Case in point: I’m applying for something. It needs letters of rec. The normal thing to do in this situation is to ask for a letter between 3 and 4 weeks before the due date. More than that is a little excessive; less than that is cutting it close. If you’re asking 2 weeks out, you apologize for the urgency of the situation. If you’re asking 1 week out, you look like a fool.
But what do you do if you only just found out about something because the application period only opened this weekend and the due date is Friday. Yes, Friday. Five days from now. Friday. You scream in frustration and you contact people who already have letters written for you; people who merely have to tweak the letters they’ve already written on your behalf. You pray that they don’t have a busy schedule this week.
But what do you do if the best person to write a letter for you was your internship coordinator for this summer, who has never needed to write you a letter of recommendation before? Who doesn’t already have a template in their “Letters of Rec” folder saved under your last name? You send them a very flattering, very nicely worded email in which you basically beg. And you pray that they don’t have a busy schedule this week.
Then you think about who else would write a good letter. Until your inbox chimes. Because four minutes after you sent your kind and flattering begging email, they’ve written back.
“Of course!” you read.
“Thank God!” you think.
And then, since it is midnight, you go to sleep. Or at least consider it.
This post marks the end of an era. Technically, the end of a summer. An amazing, fabulous summer filled with friends and fun and camping and the most amazing internship I ever could have asked for.
When I decided to apply for and eventually accept the internship at Forum this summer, I didn’t expect it to be what it was. I expected to go in, sit down, get some work done, go home. I expected to love it at the start of the summer, and merely like it (if even that) by the end. I expected it to be just another job that I worked on for a few months. I expected to learn a lot and meet a lot of cool people and work with a lot of radio personalities and have a good time.
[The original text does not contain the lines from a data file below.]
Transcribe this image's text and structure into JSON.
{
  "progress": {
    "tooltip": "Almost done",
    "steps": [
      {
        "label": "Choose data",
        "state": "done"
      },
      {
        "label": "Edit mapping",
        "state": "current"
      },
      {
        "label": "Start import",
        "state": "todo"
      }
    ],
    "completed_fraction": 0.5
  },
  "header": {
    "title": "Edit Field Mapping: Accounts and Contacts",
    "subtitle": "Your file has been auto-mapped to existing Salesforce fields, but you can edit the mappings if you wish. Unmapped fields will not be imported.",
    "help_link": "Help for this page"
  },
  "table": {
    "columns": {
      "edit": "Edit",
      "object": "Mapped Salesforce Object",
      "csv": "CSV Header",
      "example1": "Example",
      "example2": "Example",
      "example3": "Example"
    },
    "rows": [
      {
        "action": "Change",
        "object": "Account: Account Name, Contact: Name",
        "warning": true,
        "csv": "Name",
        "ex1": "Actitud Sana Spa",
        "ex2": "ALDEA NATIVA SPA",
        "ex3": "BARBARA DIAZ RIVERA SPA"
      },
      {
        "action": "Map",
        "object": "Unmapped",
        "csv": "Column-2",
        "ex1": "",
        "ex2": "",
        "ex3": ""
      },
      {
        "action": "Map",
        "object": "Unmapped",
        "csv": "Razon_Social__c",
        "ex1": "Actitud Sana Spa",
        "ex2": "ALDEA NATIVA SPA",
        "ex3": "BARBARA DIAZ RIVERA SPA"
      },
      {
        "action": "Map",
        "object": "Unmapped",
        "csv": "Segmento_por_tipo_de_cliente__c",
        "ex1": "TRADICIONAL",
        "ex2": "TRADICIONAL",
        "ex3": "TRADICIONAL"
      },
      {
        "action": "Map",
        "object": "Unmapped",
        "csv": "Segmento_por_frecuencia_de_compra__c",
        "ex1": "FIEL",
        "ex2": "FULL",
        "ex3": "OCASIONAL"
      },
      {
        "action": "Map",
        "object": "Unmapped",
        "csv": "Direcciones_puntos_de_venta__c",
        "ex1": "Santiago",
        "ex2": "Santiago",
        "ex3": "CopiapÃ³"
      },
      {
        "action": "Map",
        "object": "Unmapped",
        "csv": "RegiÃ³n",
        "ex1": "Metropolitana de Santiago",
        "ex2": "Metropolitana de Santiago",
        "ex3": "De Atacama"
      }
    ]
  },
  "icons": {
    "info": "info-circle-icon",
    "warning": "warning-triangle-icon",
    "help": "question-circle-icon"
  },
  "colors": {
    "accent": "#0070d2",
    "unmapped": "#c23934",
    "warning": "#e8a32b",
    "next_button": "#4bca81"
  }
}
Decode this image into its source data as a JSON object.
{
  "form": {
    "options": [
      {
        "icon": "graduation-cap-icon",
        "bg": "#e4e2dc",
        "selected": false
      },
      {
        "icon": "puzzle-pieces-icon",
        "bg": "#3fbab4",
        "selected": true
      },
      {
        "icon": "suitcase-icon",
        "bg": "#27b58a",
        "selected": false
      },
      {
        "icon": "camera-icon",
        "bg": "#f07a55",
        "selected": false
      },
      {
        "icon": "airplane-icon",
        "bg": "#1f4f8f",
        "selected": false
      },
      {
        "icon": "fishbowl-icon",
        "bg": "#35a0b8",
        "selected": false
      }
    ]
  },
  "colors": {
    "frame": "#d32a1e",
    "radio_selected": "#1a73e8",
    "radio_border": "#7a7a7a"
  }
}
But Forum was a lot more that that. I met so many amazing people at KQED who go above and beyond every single day in trying to get the most and the most interesting news to the public. They inspired me with their commitment and their critiques and their professionalism and their passion. I got to see people in a hundred different professions come through, got to talk to them and ask them questions about their jobs. (Too bad I haven’t found my perfect profession yet!) I worked on every single part of the live show process – the research, the calling, the pre-interviewing, the meeting & greeting, the screening, the reading, and the thanking. All that’s left is the actual hosting! I actually looked forward to Mondays. (I was going to continue with the amazing-ness of my summer internship, but I think that pretty much sums it up.)
So one door is closing. I said goodbye to my internship for the last time yesterday. But another one is opening. I’m leaving tonight to start my senior year. I’m super excited for all my classes, and I’m excited to be living off-campus with my three best friends.
I sent a box yesterday that weighed 22 pounds and was full of books. (Don’t worry, I sent it Media Mail, and it cost < $15.) But if you looked in that box, or you looked at my Amazon orders list, or you looked at my class schedule, you might be a bit confused. Because … well …
- Particle and Nuclear Physics
- International Relations Seminar – US Foreign Policy in East Asia
- Advanced Japanese
- Physical Chemistry
- Literature of Haruki Murakami
- African Dance
I expect this semester to be a bit difficult, to say the least. I expect Japanese and Physics to have the hardest classes and tests, Lit and East Asia to have a lot of reading and essays. I’m hoping Chemistry is easy, but we shall see. And yes, they’re all part of my majors/minor. (Except Dance. That’s just fun.)